‘Are you, darling? Do you think the Hospital Board will want you to stay when they learn about how you prey on the female student nurses and the dreadful things you make them do so they score good marks in their ward assessments.’ Hyacinth spoke calmly. She knew Daphne would accept her offer. She could afford to be patient.
‘Why are you doing this, Hyacinth? I’ve never done anything to hurt you. I’ve always been protective.’
‘That’s exactly why I know I’ve made a good choice and I can rely on you to make the right decision.’
‘You’ve given me no choice, have you? I’ll submit my resignation today.’
‘Good. Welcome aboard. We’ll speak later. You won’t regret it.’ Hyacinth replaced the receiver, admired herself in the dressing-table mirror, all the while congratulating herself on her latest plan. That was Daphne neatly moved out of the Beth equation and she had the perfect Matron into the bargain.
Three hours later, Daphne handed in her notice, collected her belongings and left the hospital without telling a soul.
Later that day, rushing along the corridor between wards, Beth, half asleep, literally bumped into Hyacinth.
‘H! What are you doing here?’
‘Hello darling. I’ve come to tell you my good news.’ H lifted her slipping shoulder bag back onto her shoulder. She wanted to prolong this conversation.
‘News? What news?’
‘I’ve accepted a new position, darling,’ Hyacinth lied.
‘Yes, as you so sweetly put it. A job.’
ʻHere, of course. I want to be close to you. They’ve been head hunting me for ages so I thought, why not? It’s the perfect opportunity for us darling. I officially accepted this morning, but I won’t be starting for a few months. We have to keep it to ourselves until the official announcement.’ She flicked her hair seductively, expecting Beth to be delighted.
Beth didn’t know if she was or not. It was a bit of a bombshell. Through gritted teeth she forced a smile, ‘Well, isn’t that nice. Congratulations, doctor.’
Linking Beth to walk with her, H continued, ‘I’ve booked our London weekend. We’re going to have a wonderful time, darling, so be ready to go two weeks on Friday. We’ll take the early train. George can drive us to the station.’ She loved rubbing his nose in it. ‘Oh and I have some more friends I want you to meet. I’ll arrange a little get together.’
‘Don’t jump the gun. I could be working.’
‘You’re not, I’ve already checked with George.’
Hyacinth stroked Beth’s arm. Beth wished she would stop treating her like a pet Poodle.
‘Darling, you have forgiven me for last night?’

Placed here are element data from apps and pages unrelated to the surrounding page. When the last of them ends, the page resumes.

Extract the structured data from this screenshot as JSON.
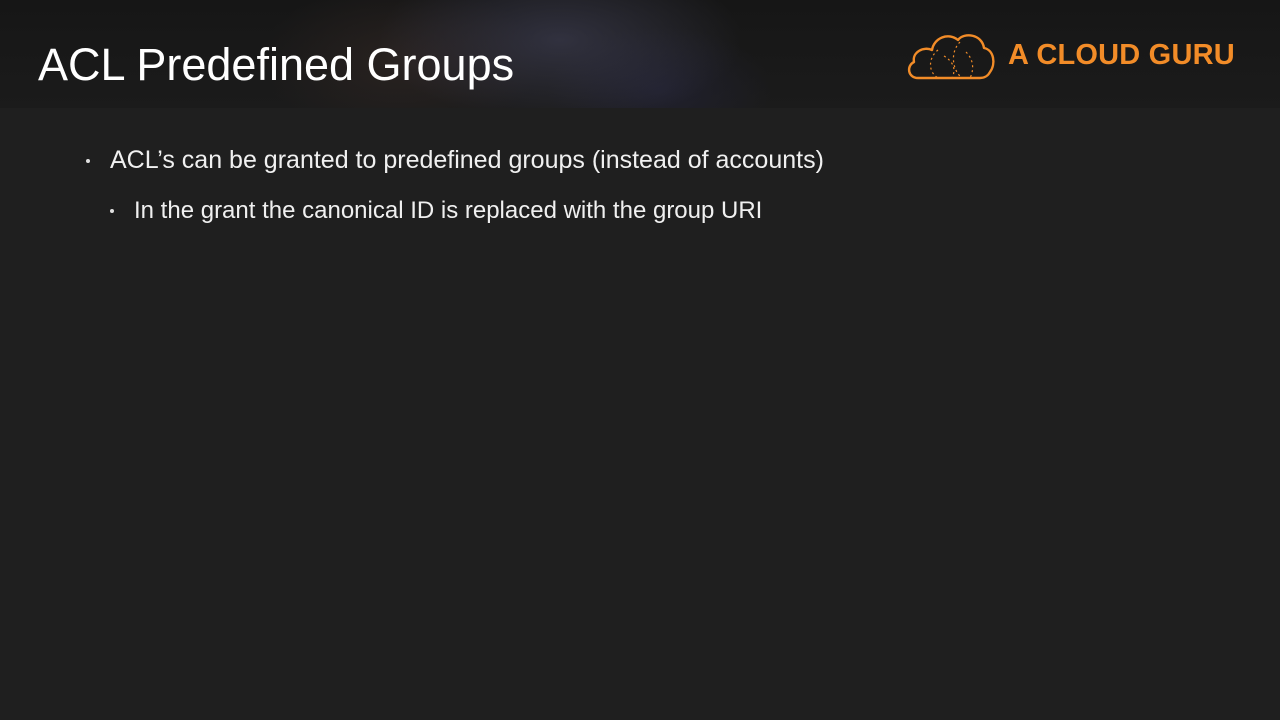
{
  "slide": {
    "title": "ACL Predefined Groups",
    "logo": {
      "icon": "cloud-logo-icon",
      "text": "A CLOUD GURU",
      "color": "#f28c28"
    },
    "bullets": [
      {
        "level": 1,
        "text": "ACL’s can be granted to predefined groups (instead of accounts)"
      },
      {
        "level": 2,
        "text": "In the grant the canonical ID is replaced with the group URI"
      }
    ]
  }
}
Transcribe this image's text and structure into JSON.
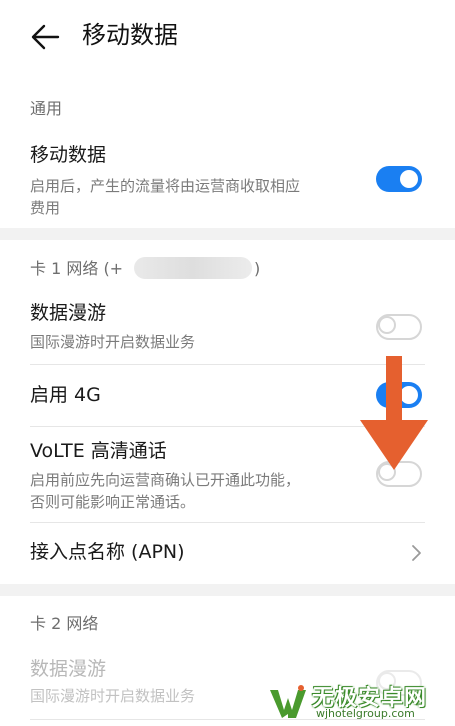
{
  "header": {
    "title": "移动数据"
  },
  "general": {
    "section_label": "通用",
    "mobile_data": {
      "title": "移动数据",
      "subtitle_line1": "启用后，产生的流量将由运营商收取相应",
      "subtitle_line2": "费用",
      "enabled": true
    }
  },
  "sim1": {
    "section_label": "卡 1 网络 (+",
    "section_label_close": ")",
    "roaming": {
      "title": "数据漫游",
      "subtitle": "国际漫游时开启数据业务",
      "enabled": false
    },
    "enable_4g": {
      "title": "启用 4G",
      "enabled": true
    },
    "volte": {
      "title": "VoLTE 高清通话",
      "subtitle_line1": "启用前应先向运营商确认已开通此功能，",
      "subtitle_line2": "否则可能影响正常通话。",
      "enabled": false
    },
    "apn": {
      "title": "接入点名称 (APN)"
    }
  },
  "sim2": {
    "section_label": "卡 2 网络",
    "roaming": {
      "title": "数据漫游",
      "subtitle": "国际漫游时开启数据业务",
      "enabled": false
    }
  },
  "watermark": {
    "name": "无极安卓网",
    "url": "wjhotelgroup.com"
  },
  "colors": {
    "accent": "#1a7ff2",
    "annotation_arrow": "#e5602f"
  }
}
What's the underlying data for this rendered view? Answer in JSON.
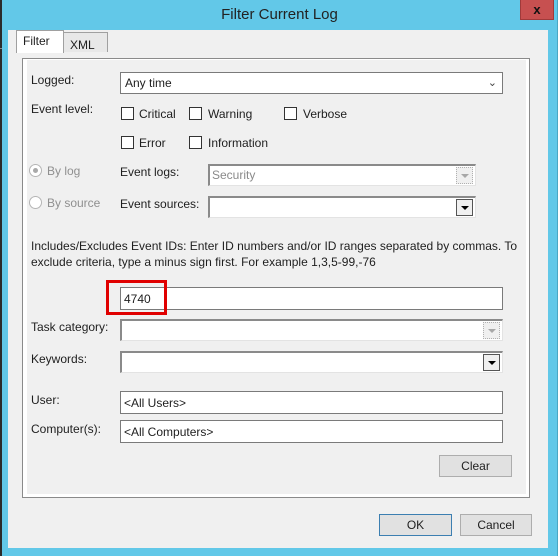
{
  "window": {
    "title": "Filter Current Log",
    "close_glyph": "x"
  },
  "tabs": [
    {
      "label": "Filter",
      "active": true
    },
    {
      "label": "XML",
      "active": false
    }
  ],
  "form": {
    "logged": {
      "label": "Logged:",
      "value": "Any time"
    },
    "event_level": {
      "label": "Event level:",
      "options": [
        {
          "label": "Critical",
          "checked": false
        },
        {
          "label": "Warning",
          "checked": false
        },
        {
          "label": "Verbose",
          "checked": false
        },
        {
          "label": "Error",
          "checked": false
        },
        {
          "label": "Information",
          "checked": false
        }
      ]
    },
    "source_mode": {
      "by_log": {
        "label": "By log",
        "selected": true,
        "enabled": false
      },
      "by_source": {
        "label": "By source",
        "selected": false,
        "enabled": false
      }
    },
    "event_logs": {
      "label": "Event logs:",
      "value": "Security",
      "enabled": false
    },
    "event_sources": {
      "label": "Event sources:",
      "value": "",
      "enabled": true
    },
    "event_ids": {
      "description": "Includes/Excludes Event IDs: Enter ID numbers and/or ID ranges separated by commas. To exclude criteria, type a minus sign first. For example 1,3,5-99,-76",
      "value": "4740",
      "highlight_color": "#e00000"
    },
    "task_category": {
      "label": "Task category:",
      "value": "",
      "enabled": false
    },
    "keywords": {
      "label": "Keywords:",
      "value": "",
      "enabled": true
    },
    "user": {
      "label": "User:",
      "value": "<All Users>"
    },
    "computers": {
      "label": "Computer(s):",
      "value": "<All Computers>"
    },
    "clear_label": "Clear"
  },
  "footer": {
    "ok_label": "OK",
    "cancel_label": "Cancel"
  },
  "colors": {
    "frame": "#62c8e8",
    "close": "#c75050",
    "background": "#f0f0f0"
  }
}
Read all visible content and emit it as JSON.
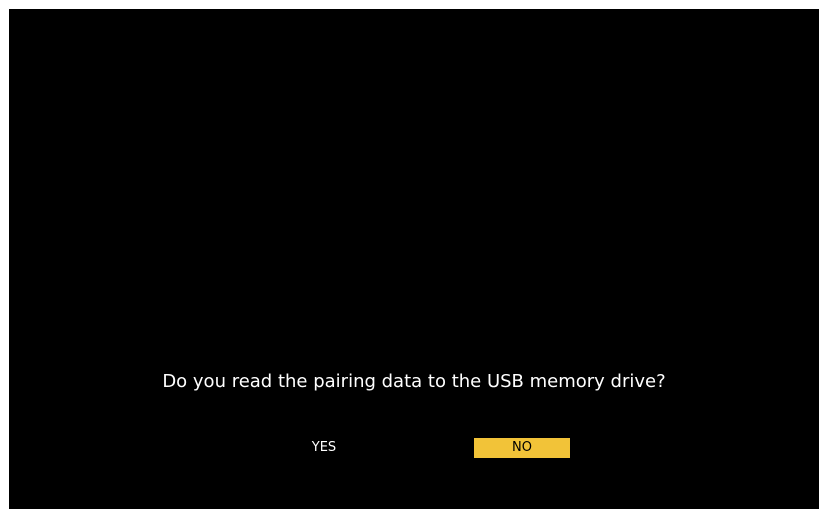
{
  "dialog": {
    "question": "Do you read the pairing data to the USB memory drive?",
    "options": [
      {
        "label": "YES",
        "selected": false
      },
      {
        "label": "NO",
        "selected": true
      }
    ]
  },
  "colors": {
    "background": "#000000",
    "text": "#ffffff",
    "highlight": "#f2c338",
    "highlight_text": "#000000"
  }
}
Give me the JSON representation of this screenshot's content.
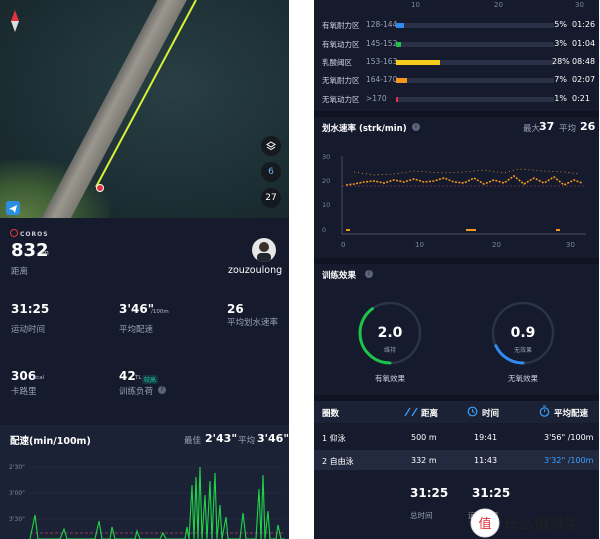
{
  "left": {
    "map": {
      "compass_icon": "compass-needle-icon",
      "layers_icon": "layers-icon",
      "zoom_level": "6",
      "temp": "27"
    },
    "brand": "COROS",
    "distance": {
      "value": "832",
      "unit": "m",
      "label": "距离"
    },
    "user": {
      "name": "zouzoulong"
    },
    "stats": [
      {
        "value": "31:25",
        "unit": "",
        "label": "运动时间"
      },
      {
        "value": "3'46\"",
        "unit": "/100m",
        "label": "平均配速"
      },
      {
        "value": "26",
        "unit": "",
        "label": "平均划水速率"
      },
      {
        "value": "306",
        "unit": "kcal",
        "label": "卡路里"
      },
      {
        "value": "42",
        "unit": "TL",
        "label": "训练负荷",
        "badge": "较高"
      }
    ],
    "pace": {
      "title": "配速(min/100m)",
      "best_label": "最佳",
      "best_value": "2'43\"",
      "avg_label": "平均",
      "avg_value": "3'46\"",
      "y_ticks": [
        "2'30\"",
        "3'00\"",
        "3'30\""
      ]
    }
  },
  "right": {
    "hr_axis_top": {
      "ticks": [
        "10",
        "20",
        "30"
      ]
    },
    "zones": [
      {
        "name": "有氧耐力区",
        "range": "128-144",
        "pct": "5%",
        "time": "01:26",
        "fill": 0.05,
        "color": "#2f8bf0"
      },
      {
        "name": "有氧动力区",
        "range": "145-152",
        "pct": "3%",
        "time": "01:04",
        "fill": 0.03,
        "color": "#1ec44a"
      },
      {
        "name": "乳酸阈区",
        "range": "153-163",
        "pct": "28%",
        "time": "08:48",
        "fill": 0.28,
        "color": "#f5cc1a"
      },
      {
        "name": "无氧耐力区",
        "range": "164-170",
        "pct": "7%",
        "time": "02:07",
        "fill": 0.07,
        "color": "#f5961e"
      },
      {
        "name": "无氧动力区",
        "range": ">170",
        "pct": "1%",
        "time": "0:21",
        "fill": 0.01,
        "color": "#e6324a"
      }
    ],
    "stroke": {
      "title": "划水速率 (strk/min)",
      "max_label": "最大",
      "max_value": "37",
      "avg_label": "平均",
      "avg_value": "26",
      "y_ticks": [
        "30",
        "20",
        "10",
        "0"
      ],
      "x_ticks": [
        "0",
        "10",
        "20",
        "30"
      ]
    },
    "effect": {
      "title": "训练效果",
      "aerobic": {
        "value": "2.0",
        "sub": "维持",
        "label": "有氧效果",
        "level": 0.4,
        "color": "#1ec44a"
      },
      "anaerobic": {
        "value": "0.9",
        "sub": "无效果",
        "label": "无氧效果",
        "level": 0.18,
        "color": "#2f8bf0"
      }
    },
    "laps": {
      "headers": {
        "lap": "圈数",
        "distance": "距离",
        "time": "时间",
        "pace": "平均配速"
      },
      "rows": [
        {
          "name": "1 仰泳",
          "distance": "500 m",
          "time": "19:41",
          "pace": "3'56\" /100m"
        },
        {
          "name": "2 自由泳",
          "distance": "332 m",
          "time": "11:43",
          "pace": "3'32\" /100m"
        }
      ]
    },
    "totals": {
      "time_a": "31:25",
      "label_a": "总时间",
      "time_b": "31:25",
      "label_b": "运动时间"
    },
    "watermark": "什么值得买"
  }
}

‘Of course.’ Beth pulled away before anyone had the chance to see them together. It’ll be like this all the time when she works here, she thought, we’ll be continually ducking and diving. Hyacinth liked to take risks; she didn’t. She decided she had put it off long enough. It was time to talk to Lindsay. She could trust her lifelong friend. She would call her tonight.
Uncharacteristically she crashed through the doors into the ward causing the nursing staff to wonder what had ruffled Miss McConnell’s feathers.